Automotive sales in Malaysia slipped down a gear in the second quarter, with both April and May showing a deceleration in the figures, though experts believe activity in the industry will pick up in the latter half of the year after the government unveils a new policy aimed at reducing vehicle price tags.
On June 18 the Malaysian Automotive Association (MAA) report on May vehicle sales showed a 5.4% drop in roll-outs from dealers’ lots compared to the previous month, which had also seen a decline in sales. The report said there had been a 15% dip in trade year-on-year for May, though 2012 had set the bar high, with record sales of 627,753 units for the full year.
While the April and May figures were down on the corresponding months in 2012, overall sales are up 6.2% for the first five months of the year, with just under 260,000 units sold compared to 244,000 over the same period in 2012. This was thanks to a strong performance in the first quarter, the MAA report said. The association noted that, despite uncertainties in the market, it expected year-end sales to top 640,000 units.
One of the key reasons given by analysts for the easing sales figures is a wait-and-see approach adopted by potential car buyers stemming from a promise made by the government in the lead-up to the recent national elections to reduce vehicle prices by 20-30% over the coming five years. This commitment was repeated by Prime Minister Najib Razak at the end of May, three weeks after the polls closed.
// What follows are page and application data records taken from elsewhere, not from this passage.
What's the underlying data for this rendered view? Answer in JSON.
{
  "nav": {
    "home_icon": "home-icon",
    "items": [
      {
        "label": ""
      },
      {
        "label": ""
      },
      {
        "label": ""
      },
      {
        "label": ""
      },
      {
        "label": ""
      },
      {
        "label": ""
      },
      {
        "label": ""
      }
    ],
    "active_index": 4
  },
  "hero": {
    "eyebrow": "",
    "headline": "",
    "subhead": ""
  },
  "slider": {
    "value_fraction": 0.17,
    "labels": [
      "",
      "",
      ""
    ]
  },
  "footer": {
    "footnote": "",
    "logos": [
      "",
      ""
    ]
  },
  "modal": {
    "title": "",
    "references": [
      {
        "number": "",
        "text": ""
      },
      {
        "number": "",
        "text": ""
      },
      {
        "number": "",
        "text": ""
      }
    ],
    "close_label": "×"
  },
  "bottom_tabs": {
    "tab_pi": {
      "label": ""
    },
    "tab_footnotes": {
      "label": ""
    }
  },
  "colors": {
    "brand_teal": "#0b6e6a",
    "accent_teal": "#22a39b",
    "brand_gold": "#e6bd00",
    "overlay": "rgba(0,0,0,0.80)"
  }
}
While the government has reiterated its promise to lower vehicle costs, it has not made clear how it will do so. The government has said the price cuts will stem from a revision of the National Automotive Policy (NAP), the blueprint for the direction of the industry first drafted in 2009 and amended last year. The NAP aims to boost competitiveness and liberalise the sector in the lead-up to the ASEAN Economic Community launch in 2015, when most of the region’s tariff borders will be removed.
The revised version of the NAP is due to be released some time in the third quarter, after it is reviewed by the Cabinet, by which time producers and dealers hope there will be more clarity over how the cuts will be achieved. The government is reluctant to reduce its automotive taxes at a time when it is trying to narrow the state deficit to 4% in 2013 from last year’s 4.5%, and down to 3% in 2015.
Trade Minister Mustapa Mohamed said on June 24 it was impossible for the government to cut the automotive excise tax, which brings in RM7bn ($2.18bn) to the Treasury annually.
“Our budget is in deficit,” Mustapa said. “If we sacrifice RM7bn, where are we going to find it? At this point of time, it is not something the government is considering.”
If this position is maintained, it would appear to limit options on how to reduce costs for the consumer, though the NAP may open up new avenues and help stimulate sales when released.
Another reason given for the slowdown has been weaker consumer sentiment, a reflection of concerns the Malaysian economy may be cooling. On June 24 OCBC Bank lowered its forecast for economic growth to 5% for this year, a reduction from its earlier estimate of 5.4%. The bank’s projection was in line with that of other analysts, who have tipped GDP expansion of between 4.5% and 5.5%, down from last year’s 5.6%. If the economy does move towards the lower end of market expectations, this may curb Malaysians’ appetite for new vehicles, at least until the position on new tariffs is made clear.
While there may be some uncertainty hovering over the immediate situation of the sector, a number of foreign manufacturers appear to be taking a positive position on its longer-term prospects. Chinese manufacturer Chery has announced it intends to set up a production plant in Malaysia, targeting both the domestic market and using it as a stepping stone into the region. Japanese rival Mazda has also unveiled plans to spend some $30m to expand its production capacity through acquiring an existing facility and constructing a new factory.
Another seeing improved potential in the Malaysian market is German carmaker BMW, which is targeting a 10% increase in sales in 2013 over last year’s 7000 units. The manufacturer reported in early June that sales for the first four months of the year were up by 5%, with hopes a new release of the Mini Cooper would push them even higher.
Some producers, including local manufacturer Proton, moved to lower the prices on some vehicles, though this can be linked to marketing pressures to increase sales and promotional activity leading into Ramadan, the end of which is traditionally linked with higher consumer spending, Malaysia’s carmakers may overall also adopt a wait and see attitude to pricing until after the NAP is rolled out.